WHAT YOU SHOULD DO
In the lines below, look for "ball". Copy each line where it appears.

DATASET RECORDS
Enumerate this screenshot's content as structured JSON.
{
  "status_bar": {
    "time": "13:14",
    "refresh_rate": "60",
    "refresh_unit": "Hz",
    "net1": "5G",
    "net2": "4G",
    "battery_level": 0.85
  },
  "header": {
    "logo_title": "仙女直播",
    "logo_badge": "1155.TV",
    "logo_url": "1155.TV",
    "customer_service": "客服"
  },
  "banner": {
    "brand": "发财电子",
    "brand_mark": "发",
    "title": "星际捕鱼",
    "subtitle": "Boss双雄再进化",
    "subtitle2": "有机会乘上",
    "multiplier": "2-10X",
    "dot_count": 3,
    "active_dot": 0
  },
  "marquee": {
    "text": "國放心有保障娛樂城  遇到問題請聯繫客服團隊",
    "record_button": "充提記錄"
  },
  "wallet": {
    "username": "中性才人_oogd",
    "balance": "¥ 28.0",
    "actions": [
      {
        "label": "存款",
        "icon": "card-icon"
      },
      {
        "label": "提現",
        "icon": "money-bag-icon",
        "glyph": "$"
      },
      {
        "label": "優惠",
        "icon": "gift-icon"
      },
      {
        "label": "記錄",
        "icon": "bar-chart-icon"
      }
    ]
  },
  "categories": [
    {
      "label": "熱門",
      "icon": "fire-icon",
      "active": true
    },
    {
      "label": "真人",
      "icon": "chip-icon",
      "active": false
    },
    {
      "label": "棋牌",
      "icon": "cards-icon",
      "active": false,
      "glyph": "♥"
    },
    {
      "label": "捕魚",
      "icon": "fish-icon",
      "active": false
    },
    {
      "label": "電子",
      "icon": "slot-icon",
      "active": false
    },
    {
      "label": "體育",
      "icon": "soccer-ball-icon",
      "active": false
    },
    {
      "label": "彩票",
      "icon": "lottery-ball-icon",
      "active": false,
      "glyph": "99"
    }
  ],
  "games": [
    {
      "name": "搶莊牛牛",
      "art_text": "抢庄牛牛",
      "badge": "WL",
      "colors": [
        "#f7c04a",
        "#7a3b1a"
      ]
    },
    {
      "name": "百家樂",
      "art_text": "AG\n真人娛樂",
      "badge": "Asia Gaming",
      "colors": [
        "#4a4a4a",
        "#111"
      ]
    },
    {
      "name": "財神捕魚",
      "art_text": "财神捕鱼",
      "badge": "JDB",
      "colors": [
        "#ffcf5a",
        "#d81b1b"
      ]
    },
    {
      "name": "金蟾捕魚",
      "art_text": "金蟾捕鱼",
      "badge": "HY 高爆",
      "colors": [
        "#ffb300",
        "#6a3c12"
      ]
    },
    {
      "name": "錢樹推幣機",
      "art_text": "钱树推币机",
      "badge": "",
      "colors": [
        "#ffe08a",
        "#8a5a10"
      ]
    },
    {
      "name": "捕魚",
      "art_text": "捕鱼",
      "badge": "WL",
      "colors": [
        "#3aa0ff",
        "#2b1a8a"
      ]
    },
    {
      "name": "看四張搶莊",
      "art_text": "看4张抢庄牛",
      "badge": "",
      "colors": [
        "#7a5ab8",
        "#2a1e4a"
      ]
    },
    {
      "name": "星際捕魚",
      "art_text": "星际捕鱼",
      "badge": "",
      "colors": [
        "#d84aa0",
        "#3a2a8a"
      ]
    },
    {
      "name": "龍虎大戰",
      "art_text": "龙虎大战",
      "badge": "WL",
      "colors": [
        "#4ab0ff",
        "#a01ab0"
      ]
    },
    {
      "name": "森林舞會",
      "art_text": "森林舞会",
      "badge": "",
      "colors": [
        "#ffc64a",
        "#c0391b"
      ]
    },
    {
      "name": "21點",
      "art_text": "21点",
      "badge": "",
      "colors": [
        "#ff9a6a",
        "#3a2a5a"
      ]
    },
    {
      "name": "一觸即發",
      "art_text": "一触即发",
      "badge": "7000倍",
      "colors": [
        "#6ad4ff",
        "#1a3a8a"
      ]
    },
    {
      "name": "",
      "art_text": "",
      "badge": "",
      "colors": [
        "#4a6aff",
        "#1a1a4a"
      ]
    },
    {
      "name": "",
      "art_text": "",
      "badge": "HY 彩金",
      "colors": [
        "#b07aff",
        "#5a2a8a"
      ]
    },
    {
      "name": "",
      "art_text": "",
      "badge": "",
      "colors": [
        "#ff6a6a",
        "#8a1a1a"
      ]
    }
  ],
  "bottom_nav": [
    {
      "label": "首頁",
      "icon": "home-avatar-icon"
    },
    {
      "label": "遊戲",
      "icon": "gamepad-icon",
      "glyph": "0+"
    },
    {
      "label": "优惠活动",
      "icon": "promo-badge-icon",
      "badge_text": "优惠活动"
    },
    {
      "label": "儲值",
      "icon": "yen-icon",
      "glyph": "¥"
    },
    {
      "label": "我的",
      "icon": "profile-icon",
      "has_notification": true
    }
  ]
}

REPLY TO THE TASK
      "icon": "soccer-ball-icon",
      "icon": "lottery-ball-icon",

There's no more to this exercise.